While consumers with their spending appear willing to do their part to keep the current growth cycle humming, the industry itself seems less willing. As Adam Lair, Managing Director at HVS captured it with his input on the A View From The C-Suite panel, “We’ve had this dramatic dislocation between the transaction market and what’s actually going on in underlying hotel fundamentals.” Of those transaction market indicators that start to raise flags is the 52% drop in transaction volume year-over-year. REITS have largely retreated from active development, and with many funds trading below asset value many are much less willing to consider significant transactions. To mirror the recent and monumental Marriott-Starwood merger, an increasing portion of transactions are mergers and acquisitions of properties as opposed to new developments, a signal that suggests developers are hesitant to initiate new projects until clearer signals prevail. The continuing decrease in credit appetite also looks to continue to strip even more momentum from the current cycle.

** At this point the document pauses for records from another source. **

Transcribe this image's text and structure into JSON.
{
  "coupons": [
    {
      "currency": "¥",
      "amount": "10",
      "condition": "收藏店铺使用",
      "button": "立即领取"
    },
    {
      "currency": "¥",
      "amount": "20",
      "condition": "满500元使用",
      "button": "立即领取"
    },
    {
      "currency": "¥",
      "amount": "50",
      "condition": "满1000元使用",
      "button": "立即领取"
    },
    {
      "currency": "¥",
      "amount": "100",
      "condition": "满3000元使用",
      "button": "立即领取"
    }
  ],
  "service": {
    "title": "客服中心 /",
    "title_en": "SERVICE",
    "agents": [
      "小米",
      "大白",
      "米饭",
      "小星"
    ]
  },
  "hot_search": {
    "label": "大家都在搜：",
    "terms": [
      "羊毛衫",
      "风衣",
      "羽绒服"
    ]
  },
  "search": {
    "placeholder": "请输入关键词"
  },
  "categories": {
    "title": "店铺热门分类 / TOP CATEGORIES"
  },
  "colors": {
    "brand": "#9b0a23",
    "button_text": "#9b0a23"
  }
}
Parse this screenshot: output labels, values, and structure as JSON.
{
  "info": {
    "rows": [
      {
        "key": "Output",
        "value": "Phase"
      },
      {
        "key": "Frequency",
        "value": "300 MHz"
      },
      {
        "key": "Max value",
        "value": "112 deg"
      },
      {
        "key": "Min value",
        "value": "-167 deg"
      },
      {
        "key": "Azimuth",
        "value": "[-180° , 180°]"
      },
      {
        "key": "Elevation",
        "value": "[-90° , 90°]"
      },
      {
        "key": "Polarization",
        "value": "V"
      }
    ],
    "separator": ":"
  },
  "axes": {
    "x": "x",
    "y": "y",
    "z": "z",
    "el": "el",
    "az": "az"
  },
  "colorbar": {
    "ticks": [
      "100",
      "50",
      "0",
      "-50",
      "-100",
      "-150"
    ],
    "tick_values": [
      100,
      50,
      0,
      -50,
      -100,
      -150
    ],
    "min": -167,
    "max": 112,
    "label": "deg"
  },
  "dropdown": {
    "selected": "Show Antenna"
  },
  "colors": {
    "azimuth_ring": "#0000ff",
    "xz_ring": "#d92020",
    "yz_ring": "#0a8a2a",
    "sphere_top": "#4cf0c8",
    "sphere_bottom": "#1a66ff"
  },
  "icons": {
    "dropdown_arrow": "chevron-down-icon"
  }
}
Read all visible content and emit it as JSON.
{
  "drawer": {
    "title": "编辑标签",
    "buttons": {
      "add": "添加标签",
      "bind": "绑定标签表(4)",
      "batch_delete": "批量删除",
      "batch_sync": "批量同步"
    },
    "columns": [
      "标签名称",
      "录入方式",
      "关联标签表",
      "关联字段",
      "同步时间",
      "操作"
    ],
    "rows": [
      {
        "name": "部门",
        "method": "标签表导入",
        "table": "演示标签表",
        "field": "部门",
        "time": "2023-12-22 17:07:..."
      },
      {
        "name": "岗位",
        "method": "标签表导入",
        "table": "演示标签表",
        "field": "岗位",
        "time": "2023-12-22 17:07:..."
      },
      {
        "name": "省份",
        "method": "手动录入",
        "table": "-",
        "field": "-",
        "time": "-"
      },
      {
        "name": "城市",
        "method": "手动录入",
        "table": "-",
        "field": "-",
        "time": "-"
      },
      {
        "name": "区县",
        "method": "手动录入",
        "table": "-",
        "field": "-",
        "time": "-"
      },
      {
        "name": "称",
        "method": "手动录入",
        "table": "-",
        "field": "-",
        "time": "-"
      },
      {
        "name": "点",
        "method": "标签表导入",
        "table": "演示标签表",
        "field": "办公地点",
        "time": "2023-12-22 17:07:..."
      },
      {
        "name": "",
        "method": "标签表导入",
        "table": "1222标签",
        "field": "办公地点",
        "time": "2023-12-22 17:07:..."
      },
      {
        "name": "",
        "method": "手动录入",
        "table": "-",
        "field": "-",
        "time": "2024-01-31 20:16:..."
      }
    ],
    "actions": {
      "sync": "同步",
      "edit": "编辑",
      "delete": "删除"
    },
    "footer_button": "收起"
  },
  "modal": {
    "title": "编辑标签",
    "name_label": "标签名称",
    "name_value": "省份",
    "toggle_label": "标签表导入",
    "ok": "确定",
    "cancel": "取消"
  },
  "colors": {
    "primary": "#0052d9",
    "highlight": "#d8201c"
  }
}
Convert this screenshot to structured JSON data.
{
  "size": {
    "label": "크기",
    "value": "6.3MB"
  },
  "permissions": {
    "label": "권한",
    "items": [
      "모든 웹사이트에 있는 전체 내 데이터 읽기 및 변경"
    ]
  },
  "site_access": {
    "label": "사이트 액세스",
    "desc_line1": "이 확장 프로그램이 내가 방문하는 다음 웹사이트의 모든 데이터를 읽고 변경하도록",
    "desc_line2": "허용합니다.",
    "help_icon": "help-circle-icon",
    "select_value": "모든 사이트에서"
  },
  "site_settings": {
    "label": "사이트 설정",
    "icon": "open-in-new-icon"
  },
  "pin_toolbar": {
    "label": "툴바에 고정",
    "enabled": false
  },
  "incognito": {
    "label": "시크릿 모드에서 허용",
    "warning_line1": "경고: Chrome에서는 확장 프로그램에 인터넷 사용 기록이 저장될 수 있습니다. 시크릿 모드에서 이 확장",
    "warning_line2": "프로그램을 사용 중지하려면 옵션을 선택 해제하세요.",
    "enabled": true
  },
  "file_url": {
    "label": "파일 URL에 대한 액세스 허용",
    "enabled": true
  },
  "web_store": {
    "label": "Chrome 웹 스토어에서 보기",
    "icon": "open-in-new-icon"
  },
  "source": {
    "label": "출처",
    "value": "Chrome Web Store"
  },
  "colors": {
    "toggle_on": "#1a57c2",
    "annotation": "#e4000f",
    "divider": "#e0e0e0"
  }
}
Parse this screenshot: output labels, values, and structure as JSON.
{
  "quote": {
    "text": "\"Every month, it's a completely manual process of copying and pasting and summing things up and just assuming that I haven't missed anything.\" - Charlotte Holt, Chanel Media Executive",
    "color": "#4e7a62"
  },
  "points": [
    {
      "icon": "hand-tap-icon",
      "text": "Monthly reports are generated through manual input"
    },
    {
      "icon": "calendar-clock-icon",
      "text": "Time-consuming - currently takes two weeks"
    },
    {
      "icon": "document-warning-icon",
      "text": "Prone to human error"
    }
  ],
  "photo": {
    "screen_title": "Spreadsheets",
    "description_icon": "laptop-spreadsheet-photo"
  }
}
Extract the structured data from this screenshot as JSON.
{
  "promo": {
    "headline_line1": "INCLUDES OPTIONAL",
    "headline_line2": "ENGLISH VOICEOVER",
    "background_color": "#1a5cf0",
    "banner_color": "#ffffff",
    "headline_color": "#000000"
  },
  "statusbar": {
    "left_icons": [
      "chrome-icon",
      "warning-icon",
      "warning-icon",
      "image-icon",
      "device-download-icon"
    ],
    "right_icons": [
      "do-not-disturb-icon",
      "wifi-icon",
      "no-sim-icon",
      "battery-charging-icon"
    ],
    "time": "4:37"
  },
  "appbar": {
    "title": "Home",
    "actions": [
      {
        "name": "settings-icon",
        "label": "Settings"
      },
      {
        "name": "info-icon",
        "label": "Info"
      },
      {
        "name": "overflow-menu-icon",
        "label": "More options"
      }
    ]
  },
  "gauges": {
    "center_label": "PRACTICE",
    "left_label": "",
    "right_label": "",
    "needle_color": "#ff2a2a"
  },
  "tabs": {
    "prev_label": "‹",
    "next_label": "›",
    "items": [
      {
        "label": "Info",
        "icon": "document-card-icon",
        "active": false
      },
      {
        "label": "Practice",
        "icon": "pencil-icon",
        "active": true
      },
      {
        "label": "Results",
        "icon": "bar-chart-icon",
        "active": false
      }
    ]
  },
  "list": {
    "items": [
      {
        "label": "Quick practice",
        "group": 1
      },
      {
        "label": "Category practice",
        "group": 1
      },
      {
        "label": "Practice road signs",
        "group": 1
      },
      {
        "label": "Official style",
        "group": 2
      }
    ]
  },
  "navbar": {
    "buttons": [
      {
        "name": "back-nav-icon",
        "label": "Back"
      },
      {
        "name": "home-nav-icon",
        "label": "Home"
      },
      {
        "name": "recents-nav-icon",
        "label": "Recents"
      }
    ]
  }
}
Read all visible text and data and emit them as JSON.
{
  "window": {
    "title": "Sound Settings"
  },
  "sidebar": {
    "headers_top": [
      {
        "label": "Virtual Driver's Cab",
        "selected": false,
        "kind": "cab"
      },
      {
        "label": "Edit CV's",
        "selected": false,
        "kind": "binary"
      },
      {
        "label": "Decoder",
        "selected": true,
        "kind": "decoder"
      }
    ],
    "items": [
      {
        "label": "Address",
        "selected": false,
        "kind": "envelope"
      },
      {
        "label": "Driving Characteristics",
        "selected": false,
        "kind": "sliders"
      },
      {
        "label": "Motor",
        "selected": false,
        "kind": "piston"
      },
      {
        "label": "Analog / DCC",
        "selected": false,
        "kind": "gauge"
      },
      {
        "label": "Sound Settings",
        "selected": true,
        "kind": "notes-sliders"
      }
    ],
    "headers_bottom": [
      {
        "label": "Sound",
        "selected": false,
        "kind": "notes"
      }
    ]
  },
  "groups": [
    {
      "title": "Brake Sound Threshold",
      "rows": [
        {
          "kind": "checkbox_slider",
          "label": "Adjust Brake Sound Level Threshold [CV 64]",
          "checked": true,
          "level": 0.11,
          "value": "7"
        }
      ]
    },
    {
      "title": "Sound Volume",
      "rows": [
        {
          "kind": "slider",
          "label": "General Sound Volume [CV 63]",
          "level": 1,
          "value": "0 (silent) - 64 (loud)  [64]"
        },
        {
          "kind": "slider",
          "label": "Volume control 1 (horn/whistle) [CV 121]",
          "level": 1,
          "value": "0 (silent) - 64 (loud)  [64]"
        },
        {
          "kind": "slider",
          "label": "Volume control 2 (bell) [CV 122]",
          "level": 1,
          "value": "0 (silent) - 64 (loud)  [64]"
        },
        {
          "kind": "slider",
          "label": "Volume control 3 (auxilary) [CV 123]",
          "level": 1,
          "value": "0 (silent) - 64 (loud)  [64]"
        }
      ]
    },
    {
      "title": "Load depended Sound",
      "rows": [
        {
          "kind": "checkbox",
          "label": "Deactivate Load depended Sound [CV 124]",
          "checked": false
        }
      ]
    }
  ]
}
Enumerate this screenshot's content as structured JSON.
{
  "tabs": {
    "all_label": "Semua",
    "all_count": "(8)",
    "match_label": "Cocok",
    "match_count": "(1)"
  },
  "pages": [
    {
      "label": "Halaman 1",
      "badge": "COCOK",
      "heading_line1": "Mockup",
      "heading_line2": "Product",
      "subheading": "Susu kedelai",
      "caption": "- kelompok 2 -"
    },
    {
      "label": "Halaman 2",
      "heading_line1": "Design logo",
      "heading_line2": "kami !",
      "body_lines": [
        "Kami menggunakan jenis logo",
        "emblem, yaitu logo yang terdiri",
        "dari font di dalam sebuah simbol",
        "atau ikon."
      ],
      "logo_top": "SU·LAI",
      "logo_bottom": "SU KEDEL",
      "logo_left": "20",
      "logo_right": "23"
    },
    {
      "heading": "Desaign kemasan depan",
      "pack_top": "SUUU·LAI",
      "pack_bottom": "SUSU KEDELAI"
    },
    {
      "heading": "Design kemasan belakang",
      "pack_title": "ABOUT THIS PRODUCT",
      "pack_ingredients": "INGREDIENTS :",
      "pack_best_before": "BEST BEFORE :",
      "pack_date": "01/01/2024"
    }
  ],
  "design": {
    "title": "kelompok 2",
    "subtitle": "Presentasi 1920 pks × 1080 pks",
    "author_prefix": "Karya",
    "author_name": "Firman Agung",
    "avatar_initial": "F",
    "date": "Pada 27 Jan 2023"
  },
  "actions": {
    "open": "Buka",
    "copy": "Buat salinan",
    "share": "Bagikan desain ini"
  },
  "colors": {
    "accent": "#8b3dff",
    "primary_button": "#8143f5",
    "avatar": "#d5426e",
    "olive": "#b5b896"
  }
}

Adding to the confusion is the industry’s indecision on the current state of the hotel development pipeline. Depending on the scale of your yardstick your view changes; at the macro/industry metric level, the market is already overbuilt and about to oversupply with the rooms currently in the pipeline; at the local market level, plenty of markets appear capable of benefiting from even more development. STR’s April 2016 report on the year-over-year comparison of the US hotel pipeline hints that a risk of oversupply may be the case; with over 161,000 rooms in development earlier this year – a number that represents a whopping 28.3% increase over 2015’s already record-breaking numbers – the risk of oversupply can’t be ignored.
External influences may sway the balance
As Oxford Economics’ Aran Ryan’s input on The View From The C-Suite panel suggests, much of the uncertainty on the current cycle may lie in influences out of the industry’s control. With the fallout from Brexit still yet to be seen, the November election likely to influence credit markets for at least a number of quarters, the continuing threat of China’s credit exposure in the industry increasingly vulnerable to global influences, and the threat of interest rate increases hinging on a number of unpredictable factors, perhaps the fate of the current cycle is yet to be determined. Curiously, in the weeks following The Lodging Conference, Hilton adjusted their RevPAR expectations for Q3 2016 by roughly 50% from ~4% to a concerningly low ~1.5%, that despite STR’s prediction of a 5% RevPAR across the industry for the coming quarters. Perhaps this is exactly what The Lodging Conference meant with their suggestion, or warning, that we “enjoy the ride.”